■ **Element data from apps and pages**:
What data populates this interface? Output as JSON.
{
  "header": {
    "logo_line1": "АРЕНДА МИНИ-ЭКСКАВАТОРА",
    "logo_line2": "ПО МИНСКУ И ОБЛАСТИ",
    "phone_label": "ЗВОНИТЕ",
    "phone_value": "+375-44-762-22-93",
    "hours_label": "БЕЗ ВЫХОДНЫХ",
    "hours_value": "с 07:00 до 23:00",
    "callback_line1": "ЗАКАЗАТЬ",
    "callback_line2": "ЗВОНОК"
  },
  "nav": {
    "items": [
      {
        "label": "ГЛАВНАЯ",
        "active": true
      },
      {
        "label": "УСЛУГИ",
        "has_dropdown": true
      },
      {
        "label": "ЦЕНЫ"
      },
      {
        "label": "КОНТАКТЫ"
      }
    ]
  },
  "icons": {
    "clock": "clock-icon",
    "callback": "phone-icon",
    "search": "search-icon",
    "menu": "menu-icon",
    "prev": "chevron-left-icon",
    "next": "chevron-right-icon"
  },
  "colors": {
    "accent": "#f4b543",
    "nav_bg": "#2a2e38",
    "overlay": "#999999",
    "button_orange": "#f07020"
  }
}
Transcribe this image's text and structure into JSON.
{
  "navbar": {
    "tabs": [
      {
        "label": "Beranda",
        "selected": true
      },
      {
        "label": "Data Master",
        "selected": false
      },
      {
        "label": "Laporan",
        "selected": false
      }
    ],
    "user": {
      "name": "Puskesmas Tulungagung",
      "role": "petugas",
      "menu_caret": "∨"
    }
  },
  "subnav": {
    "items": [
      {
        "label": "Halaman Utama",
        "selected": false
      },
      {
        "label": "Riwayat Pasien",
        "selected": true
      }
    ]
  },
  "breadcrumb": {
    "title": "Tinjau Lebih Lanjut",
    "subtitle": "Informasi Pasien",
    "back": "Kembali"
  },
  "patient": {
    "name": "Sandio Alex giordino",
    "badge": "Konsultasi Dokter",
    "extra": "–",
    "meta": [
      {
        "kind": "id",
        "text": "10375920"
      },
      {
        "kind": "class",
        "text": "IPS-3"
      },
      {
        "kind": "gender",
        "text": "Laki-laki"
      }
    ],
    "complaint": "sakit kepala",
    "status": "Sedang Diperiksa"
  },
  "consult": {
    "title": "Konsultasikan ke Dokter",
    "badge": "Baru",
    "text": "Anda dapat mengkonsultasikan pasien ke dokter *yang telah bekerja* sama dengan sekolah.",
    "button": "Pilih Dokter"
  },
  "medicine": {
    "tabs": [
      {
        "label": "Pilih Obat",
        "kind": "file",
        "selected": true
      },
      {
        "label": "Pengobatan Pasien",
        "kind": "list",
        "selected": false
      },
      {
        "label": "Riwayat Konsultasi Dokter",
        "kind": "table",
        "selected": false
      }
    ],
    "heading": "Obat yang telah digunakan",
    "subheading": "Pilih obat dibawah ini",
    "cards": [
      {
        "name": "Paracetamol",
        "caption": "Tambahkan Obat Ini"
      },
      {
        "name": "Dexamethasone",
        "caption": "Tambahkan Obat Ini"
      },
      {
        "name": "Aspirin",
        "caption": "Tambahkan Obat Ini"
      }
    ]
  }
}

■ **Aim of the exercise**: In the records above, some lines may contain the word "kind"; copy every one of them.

■ **Solution for this problem**:
        "kind": "id",
        "kind": "class",
        "kind": "gender",
        "kind": "file",
        "kind": "list",
        "kind": "table",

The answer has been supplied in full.